Football is a family affair for Bowie teen -- Gazette.Net


The football genes were certainly there for Bowie teenager Darius Fullwood with a dad — U.S. Military Academy graduate Daron Fullwood — and two uncles who played NCAA Division I football. But the rising senior defensive lineman at Our Lady of Good Counsel High School in Montgomery County is a lot more than innately athletic. He has all the attributes, both the physical and intangible, of an elite-level athlete.

Fullwood said he doesn't just play football, he lives it. Passion for the sport from an early age thanks to his lineage and early exposure to the sport, he said, is evident in his incredibly high football IQ. And he doesn't use his natural talent as an excuse to slack off, either. Good Counsel coach Bob Milloy praised Fullwood's work ethic and commitment to tackling challenges set before him. Fullwood said he's been training twice a day most days over the summer.

All those factors — plus a standout performance at several college football combines this spring — helped lead to offers from nearly 25 top college football programs. Fullwood is a four-star recruit on and ranks sixth in Maryland, according to the website.

On June 28 in a ceremony held at his house, the 6-foot-4, 240-pound strong-side defensive end announced his plans to play at the University of Kentucky in 2015-16. There, he should join rising freshman and former Good Counsel teammate Kobie Walker to compete in the competitive Southeastern Conference.

“I just felt like [Kentucky] was a good fit,” Fullwood said. “I got recruited by other different schools but I've been out to Kentucky three or four times and I felt like I had a good relationship with the staff.”

Though Fullwood is set with his college plans, he said he has every intention of playing like he's still fighting for a scholarship.
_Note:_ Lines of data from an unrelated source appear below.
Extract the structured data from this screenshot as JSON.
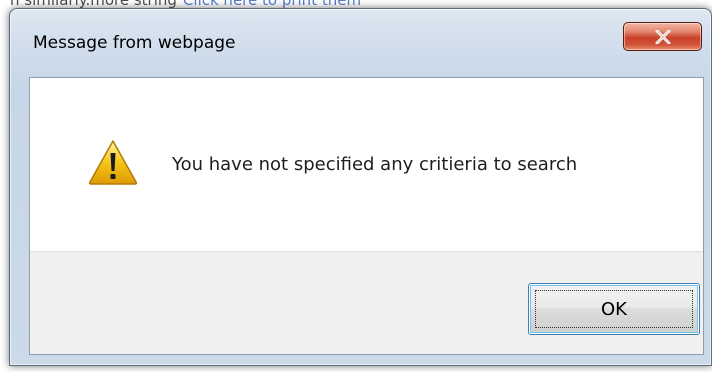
{
  "background_page": {
    "text": "n similarly.more string",
    "link_text": "Click here to print them"
  },
  "dialog": {
    "title": "Message from webpage",
    "close_label": "×",
    "icon": "warning-icon",
    "message": "You have not specified any critieria to search",
    "ok_label": "OK"
  },
  "colors": {
    "close_button": "#c9412a",
    "warning_yellow": "#f5c518",
    "ok_focus_border": "#3c7fb1",
    "button_strip": "#f0f0f0"
  }
}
Despite his status as a high profile Division I recruit, this fall has the potential to be a true breakout year for Fullwood in high school competition after he missed the majority of the 2013 with a broken toe.

“I definitely want to prove a point this year, I'm playing out here like I'm still trying to get an offer,” Fullwood said. “I don't want to play like I'm set. I want to continue to work, continue to be humble and support everyone around me. I don't want to get bigheaded, that's definitely something I don't do.”

Through three games last year, Fullwood tallied eight solo tackles, three for a loss and three sacks for 14 yards lost. Milloy said the Falcons plan to take advantage of Fullwood's speed and one-on-one defensive abilities as they look to rebound from a subpar 2013 campaign — Good Counsel (6-5) failed to win the Washington Catholic Athletic Conference for the first time in five years and won less than 10 games for the first time since 2003.

“You've got to have a guy who can go get the quarterback, you have to put pressure on the quarterback and you can't rely on blitzing because that puts you a man down,” Milloy said. “[Fullwood's] ability to play one-on-one is a huge asset to Good Counsel. He's just a very good defensive lineman, good at pass rushing.”

Quick feet and reaction time are essential to Fullwood's position, he said, and watching game film of opposing teams to learn their tendencies is vital. But so is the ability to read the game and knowing where to be in a split-second. The latter is where all the games Fullwood has watched with his father and uncles pay off, he said.

“I've been doing football my whole life, I've been watching since I was a little kid, watching all the teams and my dad went to Army so we would go to Army [and] Maryland games,” Fullwood said. “I think watching the games definitely helped me to learn the game quickly at a young age. And that helps a lot going out there, knowing a lot about the game. ... Football is in my blood.”